**Work task:** Leave out the pictures and print the records below exactly.

_ _ _

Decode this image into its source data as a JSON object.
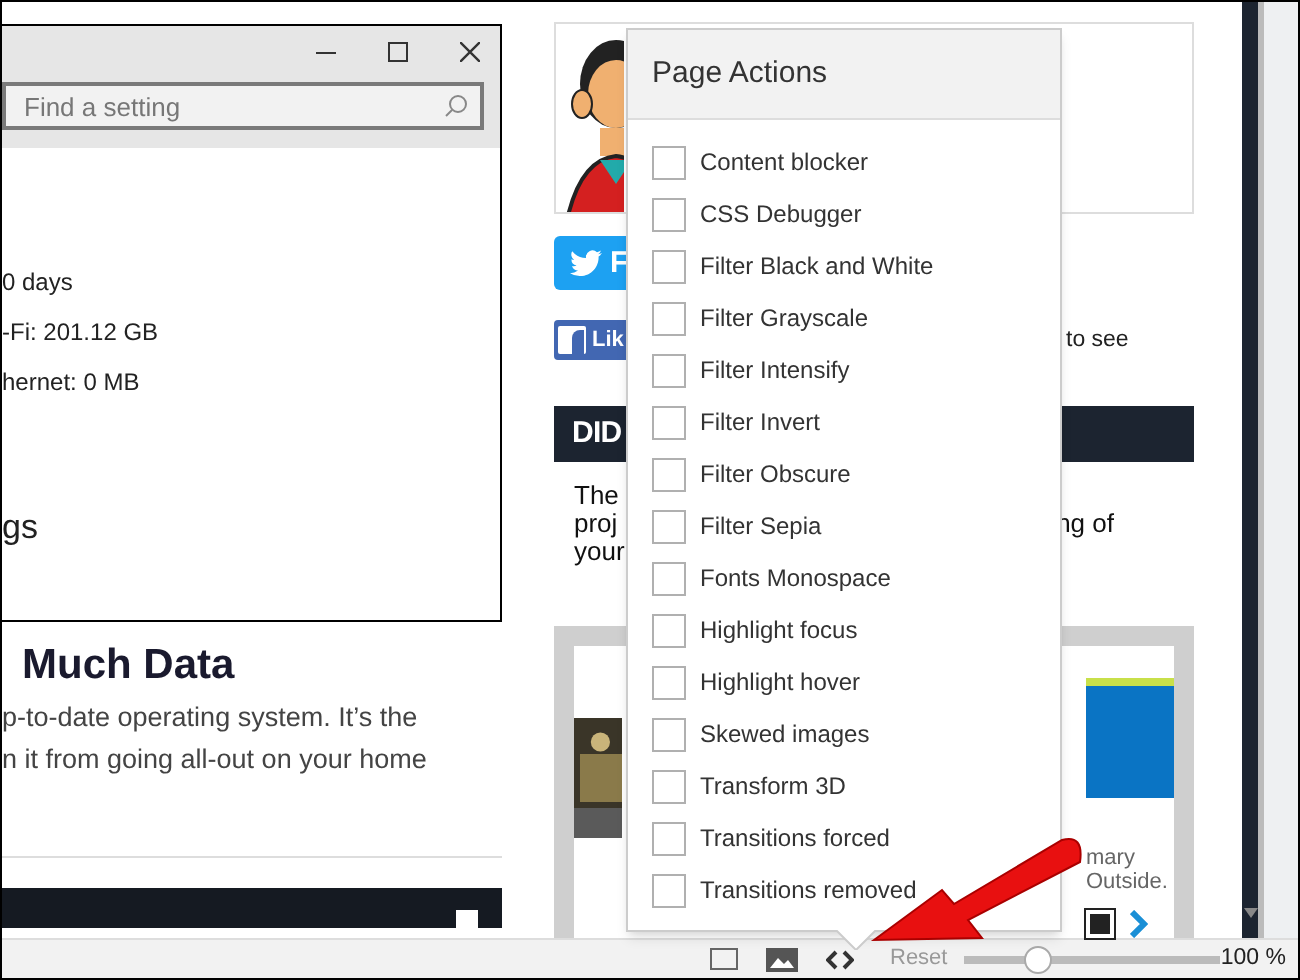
{
  "settings_window": {
    "search": {
      "placeholder": "Find a setting"
    },
    "lines": [
      "0 days",
      "-Fi: 201.12 GB",
      "hernet: 0 MB"
    ],
    "section_heading": "gs"
  },
  "article": {
    "heading": "Much Data",
    "lines": [
      "p-to-date operating system. It’s the",
      "n it from going all-out on your home"
    ]
  },
  "sidebar": {
    "twitter_button": "F",
    "facebook_button": "Lik",
    "facebook_note": "to see",
    "banner": "DID",
    "blurb_left": [
      "The",
      "proj",
      "your"
    ],
    "blurb_right": "ng of",
    "ad_lines": [
      "mary",
      "Outside."
    ]
  },
  "page_actions": {
    "title": "Page Actions",
    "items": [
      {
        "label": "Content blocker",
        "checked": false
      },
      {
        "label": "CSS Debugger",
        "checked": false
      },
      {
        "label": "Filter Black and White",
        "checked": false
      },
      {
        "label": "Filter Grayscale",
        "checked": false
      },
      {
        "label": "Filter Intensify",
        "checked": false
      },
      {
        "label": "Filter Invert",
        "checked": false
      },
      {
        "label": "Filter Obscure",
        "checked": false
      },
      {
        "label": "Filter Sepia",
        "checked": false
      },
      {
        "label": "Fonts Monospace",
        "checked": false
      },
      {
        "label": "Highlight focus",
        "checked": false
      },
      {
        "label": "Highlight hover",
        "checked": false
      },
      {
        "label": "Skewed images",
        "checked": false
      },
      {
        "label": "Transform 3D",
        "checked": false
      },
      {
        "label": "Transitions forced",
        "checked": false
      },
      {
        "label": "Transitions removed",
        "checked": false
      }
    ]
  },
  "status_bar": {
    "reset": "Reset",
    "zoom": {
      "level": 0.29
    },
    "zoom_reading": "100 %"
  }
}
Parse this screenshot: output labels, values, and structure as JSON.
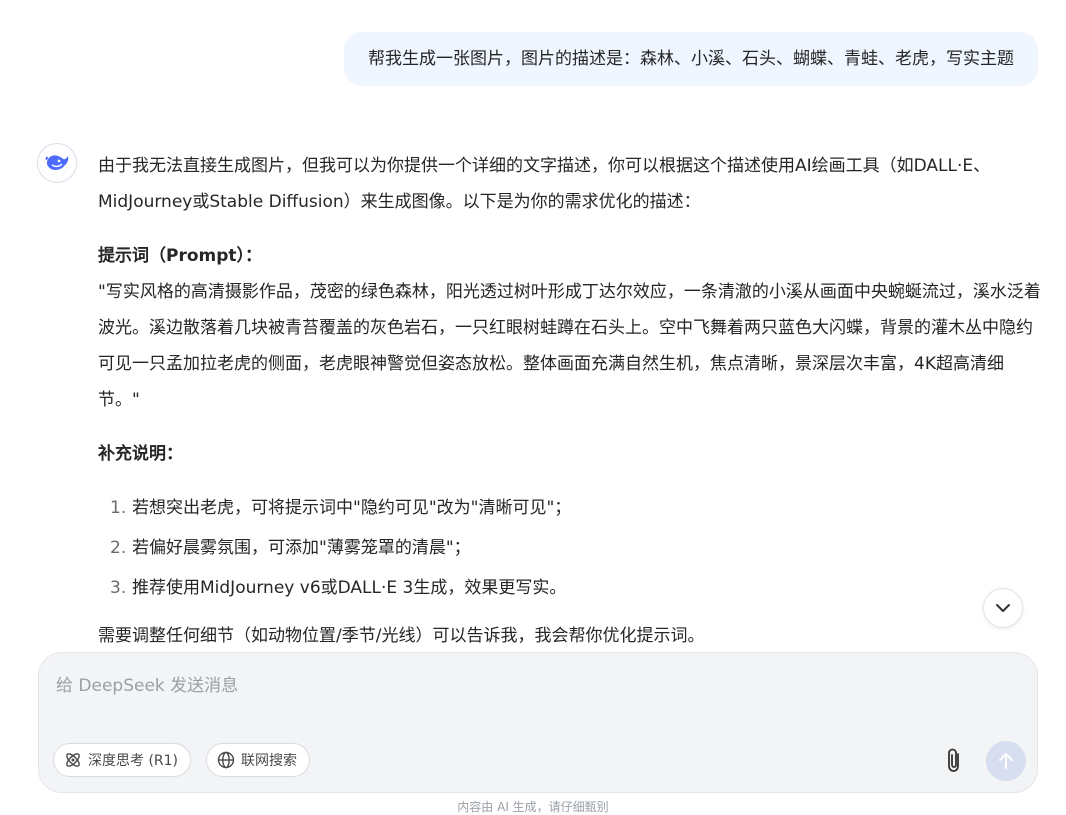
{
  "user_message": "帮我生成一张图片，图片的描述是：森林、小溪、石头、蝴蝶、青蛙、老虎，写实主题",
  "assistant": {
    "intro": "由于我无法直接生成图片，但我可以为你提供一个详细的文字描述，你可以根据这个描述使用AI绘画工具（如DALL·E、MidJourney或Stable Diffusion）来生成图像。以下是为你的需求优化的描述：",
    "prompt_heading": "提示词（Prompt）：",
    "prompt_text": "\"写实风格的高清摄影作品，茂密的绿色森林，阳光透过树叶形成丁达尔效应，一条清澈的小溪从画面中央蜿蜒流过，溪水泛着波光。溪边散落着几块被青苔覆盖的灰色岩石，一只红眼树蛙蹲在石头上。空中飞舞着两只蓝色大闪蝶，背景的灌木丛中隐约可见一只孟加拉老虎的侧面，老虎眼神警觉但姿态放松。整体画面充满自然生机，焦点清晰，景深层次丰富，4K超高清细节。\"",
    "supp_heading": "补充说明：",
    "supp_items": [
      {
        "num": "1.",
        "text": "若想突出老虎，可将提示词中\"隐约可见\"改为\"清晰可见\"；"
      },
      {
        "num": "2.",
        "text": "若偏好晨雾氛围，可添加\"薄雾笼罩的清晨\"；"
      },
      {
        "num": "3.",
        "text": "推荐使用MidJourney v6或DALL·E 3生成，效果更写实。"
      }
    ],
    "outro": "需要调整任何细节（如动物位置/季节/光线）可以告诉我，我会帮你优化提示词。"
  },
  "composer": {
    "placeholder": "给 DeepSeek 发送消息",
    "deep_think_label": "深度思考 (R1)",
    "web_search_label": "联网搜索"
  },
  "footer": "内容由 AI 生成，请仔细甄别",
  "colors": {
    "accent": "#4d6bfe",
    "user_bubble_bg": "#eff6ff",
    "send_disabled": "#d6def0"
  }
}
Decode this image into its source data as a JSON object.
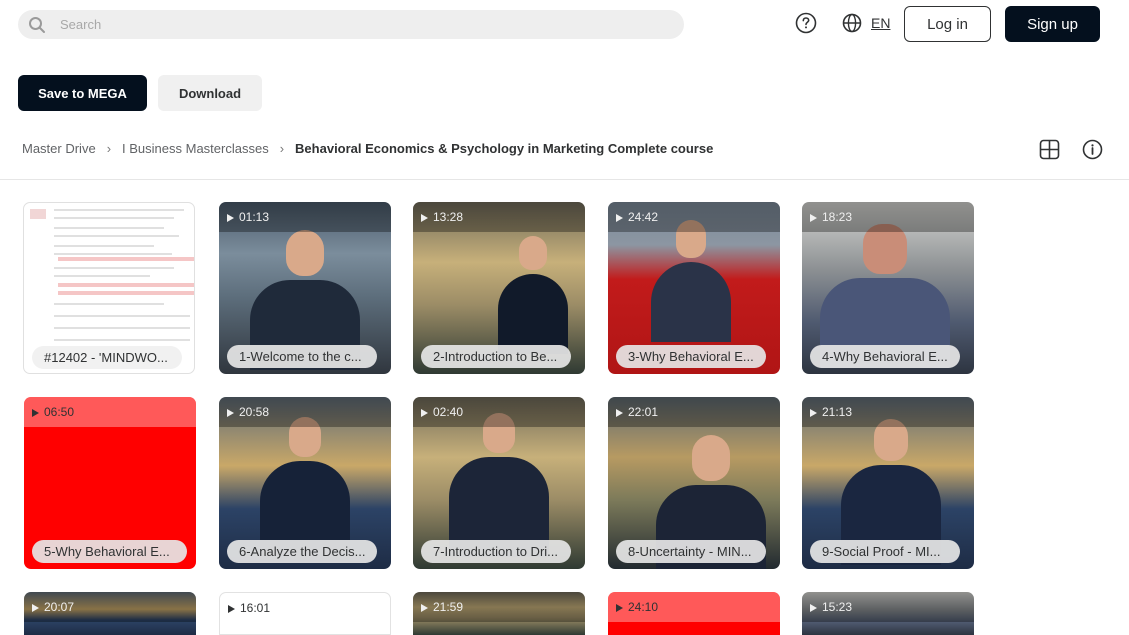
{
  "search": {
    "placeholder": "Search"
  },
  "header": {
    "language": "EN",
    "login_label": "Log in",
    "signup_label": "Sign up"
  },
  "actions": {
    "save_label": "Save to MEGA",
    "download_label": "Download"
  },
  "breadcrumb": [
    "Master Drive",
    "I Business Masterclasses",
    "Behavioral Economics & Psychology in Marketing Complete course"
  ],
  "tiles": [
    {
      "name": "#12402 - 'MINDWO...",
      "duration": ""
    },
    {
      "name": "1-Welcome to the c...",
      "duration": "01:13"
    },
    {
      "name": "2-Introduction to Be...",
      "duration": "13:28"
    },
    {
      "name": "3-Why Behavioral E...",
      "duration": "24:42"
    },
    {
      "name": "4-Why Behavioral E...",
      "duration": "18:23"
    },
    {
      "name": "5-Why Behavioral E...",
      "duration": "06:50"
    },
    {
      "name": "6-Analyze the Decis...",
      "duration": "20:58"
    },
    {
      "name": "7-Introduction to Dri...",
      "duration": "02:40"
    },
    {
      "name": "8-Uncertainty - MIN...",
      "duration": "22:01"
    },
    {
      "name": "9-Social Proof - MI...",
      "duration": "21:13"
    },
    {
      "name": "",
      "duration": "20:07"
    },
    {
      "name": "",
      "duration": "16:01"
    },
    {
      "name": "",
      "duration": "21:59"
    },
    {
      "name": "",
      "duration": "24:10"
    },
    {
      "name": "",
      "duration": "15:23"
    }
  ]
}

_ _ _

**Written answer:**
Decode this image into its source data as a JSON object.
{
  "settings_window": {
    "search": {
      "placeholder": "Find a setting"
    },
    "lines": [
      "0 days",
      "-Fi: 201.12 GB",
      "hernet: 0 MB"
    ],
    "section_heading": "gs"
  },
  "article": {
    "heading": "Much Data",
    "lines": [
      "p-to-date operating system. It’s the",
      "n it from going all-out on your home"
    ]
  },
  "sidebar": {
    "twitter_button": "F",
    "facebook_button": "Lik",
    "facebook_note": "to see",
    "banner": "DID",
    "blurb_left": [
      "The",
      "proj",
      "your"
    ],
    "blurb_right": "ng of",
    "ad_lines": [
      "mary",
      "Outside."
    ]
  },
  "page_actions": {
    "title": "Page Actions",
    "items": [
      {
        "label": "Content blocker",
        "checked": false
      },
      {
        "label": "CSS Debugger",
        "checked": false
      },
      {
        "label": "Filter Black and White",
        "checked": false
      },
      {
        "label": "Filter Grayscale",
        "checked": false
      },
      {
        "label": "Filter Intensify",
        "checked": false
      },
      {
        "label": "Filter Invert",
        "checked": false
      },
      {
        "label": "Filter Obscure",
        "checked": false
      },
      {
        "label": "Filter Sepia",
        "checked": false
      },
      {
        "label": "Fonts Monospace",
        "checked": false
      },
      {
        "label": "Highlight focus",
        "checked": false
      },
      {
        "label": "Highlight hover",
        "checked": false
      },
      {
        "label": "Skewed images",
        "checked": false
      },
      {
        "label": "Transform 3D",
        "checked": false
      },
      {
        "label": "Transitions forced",
        "checked": false
      },
      {
        "label": "Transitions removed",
        "checked": false
      }
    ]
  },
  "status_bar": {
    "reset": "Reset",
    "zoom": {
      "level": 0.29
    },
    "zoom_reading": "100 %"
  }
}
Parse this screenshot: output labels, values, and structure as JSON.
{
  "user_message": "帮我生成一张图片，图片的描述是：森林、小溪、石头、蝴蝶、青蛙、老虎，写实主题",
  "assistant": {
    "intro": "由于我无法直接生成图片，但我可以为你提供一个详细的文字描述，你可以根据这个描述使用AI绘画工具（如DALL·E、MidJourney或Stable Diffusion）来生成图像。以下是为你的需求优化的描述：",
    "prompt_heading": "提示词（Prompt）：",
    "prompt_text": "\"写实风格的高清摄影作品，茂密的绿色森林，阳光透过树叶形成丁达尔效应，一条清澈的小溪从画面中央蜿蜒流过，溪水泛着波光。溪边散落着几块被青苔覆盖的灰色岩石，一只红眼树蛙蹲在石头上。空中飞舞着两只蓝色大闪蝶，背景的灌木丛中隐约可见一只孟加拉老虎的侧面，老虎眼神警觉但姿态放松。整体画面充满自然生机，焦点清晰，景深层次丰富，4K超高清细节。\"",
    "supp_heading": "补充说明：",
    "supp_items": [
      {
        "num": "1.",
        "text": "若想突出老虎，可将提示词中\"隐约可见\"改为\"清晰可见\"；"
      },
      {
        "num": "2.",
        "text": "若偏好晨雾氛围，可添加\"薄雾笼罩的清晨\"；"
      },
      {
        "num": "3.",
        "text": "推荐使用MidJourney v6或DALL·E 3生成，效果更写实。"
      }
    ],
    "outro": "需要调整任何细节（如动物位置/季节/光线）可以告诉我，我会帮你优化提示词。"
  },
  "composer": {
    "placeholder": "给 DeepSeek 发送消息",
    "deep_think_label": "深度思考 (R1)",
    "web_search_label": "联网搜索"
  },
  "footer": "内容由 AI 生成，请仔细甄别",
  "colors": {
    "accent": "#4d6bfe",
    "user_bubble_bg": "#eff6ff",
    "send_disabled": "#d6def0"
  }
}
Decode this image into its source data as a JSON object.
{
  "search": {
    "placeholder": "Search"
  },
  "header": {
    "language": "EN",
    "login_label": "Log in",
    "signup_label": "Sign up"
  },
  "actions": {
    "save_label": "Save to MEGA",
    "download_label": "Download"
  },
  "breadcrumb": [
    "Master Drive",
    "I Business Masterclasses",
    "Behavioral Economics & Psychology in Marketing Complete course"
  ],
  "tiles": [
    {
      "name": "#12402 - 'MINDWO...",
      "duration": ""
    },
    {
      "name": "1-Welcome to the c...",
      "duration": "01:13"
    },
    {
      "name": "2-Introduction to Be...",
      "duration": "13:28"
    },
    {
      "name": "3-Why Behavioral E...",
      "duration": "24:42"
    },
    {
      "name": "4-Why Behavioral E...",
      "duration": "18:23"
    },
    {
      "name": "5-Why Behavioral E...",
      "duration": "06:50"
    },
    {
      "name": "6-Analyze the Decis...",
      "duration": "20:58"
    },
    {
      "name": "7-Introduction to Dri...",
      "duration": "02:40"
    },
    {
      "name": "8-Uncertainty - MIN...",
      "duration": "22:01"
    },
    {
      "name": "9-Social Proof - MI...",
      "duration": "21:13"
    },
    {
      "name": "",
      "duration": "20:07"
    },
    {
      "name": "",
      "duration": "16:01"
    },
    {
      "name": "",
      "duration": "21:59"
    },
    {
      "name": "",
      "duration": "24:10"
    },
    {
      "name": "",
      "duration": "15:23"
    }
  ]
}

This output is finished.